BY PALOMA CAPANNA
Saturday night at Kodak Hall at Eastman Theatre, five finalists took the stage with the Rochester Philharmonic Orchestra in the final round of the 2012 Eastman Young Artists International Piano Competition. Two hours and considerable applause later, the first prize was awarded to Leonardo Colafelice of Italy (age 16), whose final round performance was the first movement of the Rachmaninoff Concerto No. 3 in D Minor, Op. 30. Colafelice has won more than 50 piano competitions since 2005.
The first, second, and third place winners each received a medal, a cash prize, and a full-tuition scholarship to the Eastman School of Music. The second prize was awarded to Junhui Chen (China, age 17), who performed the Tchaikovsky Concerto No. 1 in B-flat Minor, Op. 23, first movement. And the third prize was awarded to Kate Liu (Singapore/USA, age 16), who performed the Prokofiev Concerto No. 2 in G Minor, Op. 16, first movement.
The other two finalists were Chaeyoung Park (USA – Kansas, age 15), who performed the Prokofiev Concerto No. 3 in C Major, Op. 26, first movement, and Dong-Won Lee (USA – Washington, age 18), who performed the Brahms Concerto No. 1 in D Minor, Op. 15, first movement. These two finalists won a $750 cash prize.
Less than a week ago, the five finalists were part of a field of 20 contestants, ages 15-18, from countries around the world, vying to win more than $500,000 in cash prizes and scholarships. Each contestant had performed in two preliminary rounds plus one master class, all of which were open to the public.
Having attended several rounds in the Hatch Recital Hall, I had already made notes on different contestants on the various required elements. Each contestant performed works from each period (Baroque, Classical, Romantic), and each contestant had choices from among French, Russian, and Spanish, Latin, or North American composers.

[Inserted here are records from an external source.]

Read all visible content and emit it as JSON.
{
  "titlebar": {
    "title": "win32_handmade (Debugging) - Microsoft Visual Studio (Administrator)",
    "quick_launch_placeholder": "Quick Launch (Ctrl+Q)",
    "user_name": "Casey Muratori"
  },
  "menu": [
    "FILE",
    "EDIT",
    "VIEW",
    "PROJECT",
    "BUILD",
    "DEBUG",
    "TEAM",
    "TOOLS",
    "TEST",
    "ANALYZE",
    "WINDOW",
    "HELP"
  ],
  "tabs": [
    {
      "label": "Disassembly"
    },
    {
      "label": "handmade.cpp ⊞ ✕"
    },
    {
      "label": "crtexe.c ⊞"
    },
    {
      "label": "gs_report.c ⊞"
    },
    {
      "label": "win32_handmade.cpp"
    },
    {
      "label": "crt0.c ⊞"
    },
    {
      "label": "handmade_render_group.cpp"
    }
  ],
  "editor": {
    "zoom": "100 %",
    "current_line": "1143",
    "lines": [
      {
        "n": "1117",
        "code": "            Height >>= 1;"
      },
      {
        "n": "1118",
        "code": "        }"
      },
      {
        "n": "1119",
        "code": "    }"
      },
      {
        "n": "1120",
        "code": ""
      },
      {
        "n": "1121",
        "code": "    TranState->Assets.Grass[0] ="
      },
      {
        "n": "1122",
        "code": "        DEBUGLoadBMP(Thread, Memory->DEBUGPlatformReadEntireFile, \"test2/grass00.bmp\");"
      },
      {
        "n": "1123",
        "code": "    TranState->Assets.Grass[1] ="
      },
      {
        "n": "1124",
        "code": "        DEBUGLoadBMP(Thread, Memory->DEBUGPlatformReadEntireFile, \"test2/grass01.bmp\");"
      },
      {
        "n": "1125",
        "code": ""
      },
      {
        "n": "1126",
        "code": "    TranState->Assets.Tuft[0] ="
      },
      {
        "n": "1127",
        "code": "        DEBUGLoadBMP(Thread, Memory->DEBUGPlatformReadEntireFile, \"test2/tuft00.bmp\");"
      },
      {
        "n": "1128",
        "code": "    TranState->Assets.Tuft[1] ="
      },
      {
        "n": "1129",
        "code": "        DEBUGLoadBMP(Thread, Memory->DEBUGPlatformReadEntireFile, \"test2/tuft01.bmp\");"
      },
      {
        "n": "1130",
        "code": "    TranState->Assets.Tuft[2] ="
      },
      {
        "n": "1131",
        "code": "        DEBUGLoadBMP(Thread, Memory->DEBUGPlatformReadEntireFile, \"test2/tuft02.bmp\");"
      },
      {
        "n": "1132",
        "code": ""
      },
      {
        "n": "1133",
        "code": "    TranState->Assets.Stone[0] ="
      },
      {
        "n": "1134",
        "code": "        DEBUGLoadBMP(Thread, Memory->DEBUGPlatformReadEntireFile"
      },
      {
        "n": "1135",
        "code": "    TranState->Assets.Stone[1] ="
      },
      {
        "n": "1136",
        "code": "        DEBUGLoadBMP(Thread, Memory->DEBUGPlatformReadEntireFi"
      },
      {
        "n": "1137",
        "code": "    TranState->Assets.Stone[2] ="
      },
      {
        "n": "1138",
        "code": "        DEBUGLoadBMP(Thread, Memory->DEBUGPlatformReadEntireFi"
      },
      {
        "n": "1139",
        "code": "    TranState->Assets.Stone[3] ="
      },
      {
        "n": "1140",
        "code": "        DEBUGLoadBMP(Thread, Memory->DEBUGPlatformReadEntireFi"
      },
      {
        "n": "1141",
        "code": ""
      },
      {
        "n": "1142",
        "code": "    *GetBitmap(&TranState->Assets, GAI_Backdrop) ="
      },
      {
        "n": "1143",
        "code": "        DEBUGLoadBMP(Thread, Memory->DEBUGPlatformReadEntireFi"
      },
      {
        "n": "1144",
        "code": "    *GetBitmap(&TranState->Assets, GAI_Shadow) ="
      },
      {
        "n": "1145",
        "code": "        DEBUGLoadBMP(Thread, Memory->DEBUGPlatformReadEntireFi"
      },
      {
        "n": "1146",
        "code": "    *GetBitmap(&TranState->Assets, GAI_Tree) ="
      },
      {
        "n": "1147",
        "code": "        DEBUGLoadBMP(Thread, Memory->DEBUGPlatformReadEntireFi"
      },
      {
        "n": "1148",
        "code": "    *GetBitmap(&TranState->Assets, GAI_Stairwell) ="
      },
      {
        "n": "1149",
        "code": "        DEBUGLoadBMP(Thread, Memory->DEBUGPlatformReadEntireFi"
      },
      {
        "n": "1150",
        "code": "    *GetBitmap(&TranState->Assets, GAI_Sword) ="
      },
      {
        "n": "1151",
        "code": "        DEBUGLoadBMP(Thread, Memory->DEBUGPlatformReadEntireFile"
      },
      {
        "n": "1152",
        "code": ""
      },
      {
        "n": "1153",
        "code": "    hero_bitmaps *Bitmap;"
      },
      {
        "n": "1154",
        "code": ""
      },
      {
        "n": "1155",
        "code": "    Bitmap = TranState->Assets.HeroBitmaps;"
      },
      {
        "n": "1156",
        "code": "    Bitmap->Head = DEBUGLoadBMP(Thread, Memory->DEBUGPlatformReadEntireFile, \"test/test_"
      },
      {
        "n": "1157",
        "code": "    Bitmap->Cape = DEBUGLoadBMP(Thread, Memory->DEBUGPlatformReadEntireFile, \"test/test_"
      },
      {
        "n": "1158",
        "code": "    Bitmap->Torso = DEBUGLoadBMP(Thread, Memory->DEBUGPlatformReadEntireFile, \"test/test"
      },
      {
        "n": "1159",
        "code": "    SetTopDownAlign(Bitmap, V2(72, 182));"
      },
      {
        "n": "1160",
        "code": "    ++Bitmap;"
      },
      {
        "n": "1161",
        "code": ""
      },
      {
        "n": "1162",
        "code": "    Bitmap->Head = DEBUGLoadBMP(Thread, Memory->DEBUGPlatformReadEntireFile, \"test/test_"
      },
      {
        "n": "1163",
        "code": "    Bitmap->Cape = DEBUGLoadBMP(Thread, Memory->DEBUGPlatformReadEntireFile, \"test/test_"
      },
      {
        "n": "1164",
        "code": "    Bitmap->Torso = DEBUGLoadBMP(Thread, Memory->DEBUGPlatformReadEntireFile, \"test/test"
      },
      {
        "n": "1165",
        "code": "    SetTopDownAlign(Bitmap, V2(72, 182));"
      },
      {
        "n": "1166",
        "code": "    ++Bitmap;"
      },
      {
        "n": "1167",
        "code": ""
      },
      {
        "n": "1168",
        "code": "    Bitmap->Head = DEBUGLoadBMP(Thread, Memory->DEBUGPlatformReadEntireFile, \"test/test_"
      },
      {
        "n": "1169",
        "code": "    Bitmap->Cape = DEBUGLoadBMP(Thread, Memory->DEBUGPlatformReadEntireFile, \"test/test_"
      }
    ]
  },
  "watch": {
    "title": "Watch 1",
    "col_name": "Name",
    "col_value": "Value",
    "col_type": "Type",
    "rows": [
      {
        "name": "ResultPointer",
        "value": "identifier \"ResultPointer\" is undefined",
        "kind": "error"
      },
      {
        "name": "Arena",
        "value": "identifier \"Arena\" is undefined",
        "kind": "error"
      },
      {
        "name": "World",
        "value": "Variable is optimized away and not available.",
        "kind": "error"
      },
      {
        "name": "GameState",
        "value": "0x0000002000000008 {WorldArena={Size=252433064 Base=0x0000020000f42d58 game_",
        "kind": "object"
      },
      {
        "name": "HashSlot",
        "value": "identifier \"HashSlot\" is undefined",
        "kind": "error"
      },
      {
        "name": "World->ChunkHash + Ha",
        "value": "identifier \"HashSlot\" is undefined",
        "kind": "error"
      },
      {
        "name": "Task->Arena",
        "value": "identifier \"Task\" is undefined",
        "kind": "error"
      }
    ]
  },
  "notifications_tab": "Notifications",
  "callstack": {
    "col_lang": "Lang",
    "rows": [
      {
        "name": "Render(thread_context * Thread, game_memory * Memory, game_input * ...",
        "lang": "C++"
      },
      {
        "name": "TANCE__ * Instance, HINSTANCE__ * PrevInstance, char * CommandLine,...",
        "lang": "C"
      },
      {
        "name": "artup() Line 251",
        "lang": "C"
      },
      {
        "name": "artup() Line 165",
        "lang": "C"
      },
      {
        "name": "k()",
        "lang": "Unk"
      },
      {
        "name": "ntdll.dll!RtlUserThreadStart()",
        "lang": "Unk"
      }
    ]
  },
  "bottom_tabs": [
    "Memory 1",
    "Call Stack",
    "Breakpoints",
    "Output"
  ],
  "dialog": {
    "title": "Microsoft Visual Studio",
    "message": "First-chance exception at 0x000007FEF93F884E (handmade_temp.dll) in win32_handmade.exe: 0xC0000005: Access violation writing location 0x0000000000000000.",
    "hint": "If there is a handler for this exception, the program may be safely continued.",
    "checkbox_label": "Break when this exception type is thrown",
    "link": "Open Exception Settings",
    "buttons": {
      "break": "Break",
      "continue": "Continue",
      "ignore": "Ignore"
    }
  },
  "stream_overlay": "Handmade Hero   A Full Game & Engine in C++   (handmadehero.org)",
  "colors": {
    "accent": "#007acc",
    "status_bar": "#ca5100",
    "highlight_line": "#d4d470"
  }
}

Although not one of the judges, and recognizing that I did not hear all of the preliminary rounds, I do still want to offer high praise for several performances that delighted this lover of contemporary music. Sang-Won Kim (Korea, age 17) performed a work that suited him well, namely, “Masques, Op. 34,” third movement, titled “Serenade de Don Juan” by Polish composer Karol Szymanowski (1882-1937). Another piece that caught my ear for her finger dexterity and sense of phrasing was performed by Katelan Tran Terrell (USA – Texas, age 18), who performed the Sonata No. 1, Op. 22 by Argentinian composer Alberto Ginastera (1916-1983).
And I would like to make special note of the performance of finalist Chaeyoung Park in the second preliminary round of a selection from “Makrokosmos, Volume I, Gemini – Dream Images (Love-Death Music)” by American composer George Crumb (b. 1929). Park performed the only composition by a living, American composer out of more than 160 works programmed, and she did so with grace and lyricism in a piece with those notorious contemporary markings like “silence for 3 seconds” (instead of traditional music notation of rests metered through time signatures).
Truly my only disappointment on the final evening was the thought of having two wait two years until the next competition. Congratulations to artistic director Douglas Humpherys, the panel of international judges, and the staff at ESM for another outstanding opportunity for young pianists to share their talents with the public and to prepare for their futures in classical music.
Click here for City’s original feature on the ESM piano competition.